The rallies against gun violence across the United States on Saturday kept politicians offstage, and instead prioritized the voices of students who have survived mass shootings.

But politicians, most of them Democrats, cheered them on from the crowd. Democratic leaders from both houses of Congress participated in the marches, along with dozens of colleagues and candidates who are running for office in 2018. Their message: Listen to the students, and do what they say.

“I marched for two hours with the students in New York and came away inspired by their enthusiasm, steadfastness and focus on electing representatives who support their goals,” said Senate Minority Leader Charles E. Schumer (D-N.Y.) in a statement. “The only thing standing in the way of achieving their goals is the president.”

In Washington, where the March for Our Lives rally was held, the only adults who shared the stage with students were musicians and celebrities. Politicians were given little time to speak in other cities, like Atlanta, where Rep. John Lewis (D-Ga.) told marchers he was ready to get arrested again — he has been arrested five times as a member of Congress — to fight for gun-control legislation.

March for Our Lives brought hundreds of thousands of people from across the nation to Washington on March 24. Here's some of what you missed at the event. (Monica Akhtar/The Washington Post)

“We are never too young, we are never too old, to march, to speak out, and to find a way to do something about gun violence,” Lewis said. “Vote like you’ve never voted before.”

Where politicians were offstage, marchers didn’t need to be sold on politics. Chants of “vote them out” rang in Washington and at other marches. In Houston, some marchers chanted “Where’s Ted Cruz?” as they passed a building where he kept a constituent office. HeadCount, an organization founded to register voters at concerts and festivals, dispatched volunteers to sign up marchers who were old enough to vote.

“We’re going to put in place your program,” said Rep. Keith Ellison (D-Minn.), the deputy chair of the Democratic National Committee, in a short video. “But it’s going to take us raising public sentiment, and you are doing that right here, right now.”

On Twitter, congressional Democrats shared messages of support, videos of the crowds they saw, and the names of gun-control bills they wanted to pass.

“Every great social change movement in this country’s history has been led by young people,” tweeted Sen. Chris Murphy (D-Conn.), who joined the Senate shortly after the 2012 massacre in Newtown, Conn.

Other Democrats met with students before the marches, then got out of their way.
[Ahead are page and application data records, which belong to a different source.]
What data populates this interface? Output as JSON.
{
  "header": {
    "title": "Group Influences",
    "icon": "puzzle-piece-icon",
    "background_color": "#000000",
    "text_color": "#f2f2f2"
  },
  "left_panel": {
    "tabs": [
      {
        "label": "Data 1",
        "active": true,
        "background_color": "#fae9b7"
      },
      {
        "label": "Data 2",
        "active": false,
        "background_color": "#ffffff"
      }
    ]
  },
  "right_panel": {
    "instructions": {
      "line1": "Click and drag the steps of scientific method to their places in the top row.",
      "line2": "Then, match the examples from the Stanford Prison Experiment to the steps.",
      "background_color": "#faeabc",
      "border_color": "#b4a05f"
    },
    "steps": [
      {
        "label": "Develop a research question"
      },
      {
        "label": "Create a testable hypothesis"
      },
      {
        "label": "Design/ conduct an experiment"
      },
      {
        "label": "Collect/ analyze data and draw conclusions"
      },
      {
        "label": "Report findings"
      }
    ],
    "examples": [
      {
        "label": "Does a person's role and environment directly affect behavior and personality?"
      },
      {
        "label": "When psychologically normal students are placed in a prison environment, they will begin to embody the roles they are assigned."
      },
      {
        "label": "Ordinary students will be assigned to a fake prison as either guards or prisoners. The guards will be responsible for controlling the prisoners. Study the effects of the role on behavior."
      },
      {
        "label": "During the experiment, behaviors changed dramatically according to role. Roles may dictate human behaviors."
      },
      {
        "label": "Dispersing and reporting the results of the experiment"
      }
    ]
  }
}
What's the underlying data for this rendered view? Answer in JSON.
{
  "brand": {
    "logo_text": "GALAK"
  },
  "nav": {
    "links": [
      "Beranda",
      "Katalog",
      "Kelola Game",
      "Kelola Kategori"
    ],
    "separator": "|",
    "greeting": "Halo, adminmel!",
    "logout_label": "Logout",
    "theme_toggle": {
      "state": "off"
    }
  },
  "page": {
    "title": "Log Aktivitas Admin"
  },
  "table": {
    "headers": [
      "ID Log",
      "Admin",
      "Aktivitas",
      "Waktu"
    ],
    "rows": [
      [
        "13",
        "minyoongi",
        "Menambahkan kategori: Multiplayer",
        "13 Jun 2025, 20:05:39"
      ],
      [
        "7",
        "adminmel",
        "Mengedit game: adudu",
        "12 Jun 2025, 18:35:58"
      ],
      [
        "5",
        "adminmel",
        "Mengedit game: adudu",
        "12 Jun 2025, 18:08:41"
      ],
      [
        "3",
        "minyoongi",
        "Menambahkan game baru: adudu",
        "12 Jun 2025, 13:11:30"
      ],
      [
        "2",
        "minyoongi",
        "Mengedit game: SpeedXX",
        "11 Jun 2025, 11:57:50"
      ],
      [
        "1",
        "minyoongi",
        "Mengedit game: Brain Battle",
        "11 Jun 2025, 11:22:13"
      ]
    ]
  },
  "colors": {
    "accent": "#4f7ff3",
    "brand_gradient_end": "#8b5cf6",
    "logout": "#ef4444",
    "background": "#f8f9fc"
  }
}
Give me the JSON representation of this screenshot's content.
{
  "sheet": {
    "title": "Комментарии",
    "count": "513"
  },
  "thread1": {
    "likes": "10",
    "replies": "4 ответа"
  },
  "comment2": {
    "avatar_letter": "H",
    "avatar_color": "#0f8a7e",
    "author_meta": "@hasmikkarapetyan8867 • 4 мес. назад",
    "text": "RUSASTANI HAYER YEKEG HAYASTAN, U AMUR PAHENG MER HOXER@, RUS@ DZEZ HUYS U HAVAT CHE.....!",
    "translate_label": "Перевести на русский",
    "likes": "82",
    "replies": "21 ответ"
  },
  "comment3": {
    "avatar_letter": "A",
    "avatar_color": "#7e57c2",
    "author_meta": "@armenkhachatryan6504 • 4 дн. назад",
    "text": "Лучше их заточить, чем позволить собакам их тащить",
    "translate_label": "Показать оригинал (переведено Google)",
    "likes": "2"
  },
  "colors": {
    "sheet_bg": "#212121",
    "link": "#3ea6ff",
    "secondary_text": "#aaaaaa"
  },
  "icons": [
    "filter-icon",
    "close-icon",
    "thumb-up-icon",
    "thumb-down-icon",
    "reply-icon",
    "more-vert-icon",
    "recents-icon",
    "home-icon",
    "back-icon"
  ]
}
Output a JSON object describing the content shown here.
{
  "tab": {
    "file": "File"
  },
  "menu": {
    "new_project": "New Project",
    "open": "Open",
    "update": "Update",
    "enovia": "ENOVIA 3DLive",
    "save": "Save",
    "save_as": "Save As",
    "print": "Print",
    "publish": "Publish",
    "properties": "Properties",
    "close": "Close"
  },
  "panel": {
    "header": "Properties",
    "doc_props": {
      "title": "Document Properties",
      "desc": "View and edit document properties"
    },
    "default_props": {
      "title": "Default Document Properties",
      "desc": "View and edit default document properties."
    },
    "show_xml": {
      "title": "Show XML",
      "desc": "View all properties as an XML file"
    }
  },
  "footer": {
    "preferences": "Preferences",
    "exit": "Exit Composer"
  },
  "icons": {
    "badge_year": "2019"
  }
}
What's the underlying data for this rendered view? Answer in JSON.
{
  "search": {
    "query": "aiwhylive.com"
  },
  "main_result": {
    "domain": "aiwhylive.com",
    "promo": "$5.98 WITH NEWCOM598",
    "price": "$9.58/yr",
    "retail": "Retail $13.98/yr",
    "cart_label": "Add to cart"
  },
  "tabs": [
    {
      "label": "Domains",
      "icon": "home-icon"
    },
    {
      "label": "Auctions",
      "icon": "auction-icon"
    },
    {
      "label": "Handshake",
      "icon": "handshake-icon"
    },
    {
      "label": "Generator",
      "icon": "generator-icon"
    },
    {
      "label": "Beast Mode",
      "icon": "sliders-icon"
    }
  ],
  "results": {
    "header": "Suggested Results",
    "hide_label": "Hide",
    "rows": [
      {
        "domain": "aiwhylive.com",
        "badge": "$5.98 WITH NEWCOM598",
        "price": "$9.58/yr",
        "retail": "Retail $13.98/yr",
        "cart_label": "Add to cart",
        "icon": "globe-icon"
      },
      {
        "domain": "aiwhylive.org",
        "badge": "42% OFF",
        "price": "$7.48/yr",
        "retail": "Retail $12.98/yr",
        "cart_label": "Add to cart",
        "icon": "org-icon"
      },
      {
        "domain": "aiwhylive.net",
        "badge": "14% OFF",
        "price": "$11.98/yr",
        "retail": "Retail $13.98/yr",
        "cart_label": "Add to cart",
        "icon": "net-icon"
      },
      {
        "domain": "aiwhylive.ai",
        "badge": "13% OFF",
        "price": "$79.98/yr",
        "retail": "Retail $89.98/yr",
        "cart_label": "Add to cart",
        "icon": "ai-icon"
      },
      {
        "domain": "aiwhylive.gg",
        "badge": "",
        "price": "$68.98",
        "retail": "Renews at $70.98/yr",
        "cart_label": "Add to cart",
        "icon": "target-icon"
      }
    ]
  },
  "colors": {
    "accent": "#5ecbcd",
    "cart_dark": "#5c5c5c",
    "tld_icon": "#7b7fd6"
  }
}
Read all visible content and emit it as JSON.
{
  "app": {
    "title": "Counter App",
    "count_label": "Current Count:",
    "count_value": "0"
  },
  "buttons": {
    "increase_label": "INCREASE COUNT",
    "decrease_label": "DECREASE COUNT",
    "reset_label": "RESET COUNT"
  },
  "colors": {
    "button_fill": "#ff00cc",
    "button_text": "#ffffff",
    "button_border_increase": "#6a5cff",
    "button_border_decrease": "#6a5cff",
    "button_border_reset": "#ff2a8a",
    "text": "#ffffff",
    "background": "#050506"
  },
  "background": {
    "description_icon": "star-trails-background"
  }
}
In Boston, Sen. Elizabeth Warren (D-Mass.) talked with student survivors of mass shootings, then told reporters that “they have figured out that they do a lot better when they organize and lift their voices together.”

In Washington, Sen. Brian Schatz (D-Hawaii) met with students who traveled from his state, then tweeted some of his favorite protest signs, such as one that read “girls’ clothing is more regulated than guns in America.” In Los Angeles, Mayor Eric Garcetti, who is seen by some in the party as a potential presidential candidate, challenged Trump directly to “get with the program . . . or get the hell out of the way.”

Candidates challenging each other in primaries declared their solidarity with the students, too. California State Sen. Kevin de León, who is challenging Sen. Dianne Feinstein (D-Calif.) this year, met with students and joined a march. Feinstein tweeted that she’d “been fighting to get weapons of war off our streets and out of our schools since I was first elected,” and had never seen “this passion, this energy, this determination” for the cause before.

There was less praise for the marches from Republicans. The president, who had been criticized for joking that the Jan. 20 Women’s March was held to honor him, did not personally comment on Saturday’s events. Instead, White House spokeswoman Lindsay Walters issued a statement about the protesters.

“We applaud the many courageous young Americans exercising their First Amendment rights today,” Walters said. “Keeping our children safe is a top priority of the President’s.”

No Republican leader in Congress commented on the March, though some Wisconsin students have planned a four-day walk from Madison to Janesville to pressure House Speaker Paul D. Ryan (R-Wis.). Rep. Mia Love (R-Utah) was one of few Republicans who did have a reaction, writing in an op-ed for the Deseret News that Congress needed to address “school safety” in some way.

“We must listen carefully to our students as they express the real problems they face,” Love wrote. “They have a story to tell, and our deeper understanding can very well save their lives.”

Democrats were more outspoken about what they wanted: legislation to tighten background checks, restrict the sales of some magazines, and a restored ban on “assault weapons.” In an interview at the Washington march, Sen. Bill Nelson (D-Fla.) said most Americans wanted what the students were marching for.

“The polls will show, in my state of Florida and across the nation, that people don’t want big long clips of many rounds, and they don’t want assault rifles out there to conduct these massacres that we’ve seen,” Nelson said.

Onstage, in Washington and elsewhere, the students were happy to draw distinctions between the parties.

“Stand for us or beware,” said Cameron Kasky, a Marjory Stoneman Douglas High School student who challenged Sen. Marco Rubio (R-Fla.) during a CNN town hall to stop taking donations from the National Rifle Association. “The voters are coming.”

Libby Casey and John Wagner contributed reporting.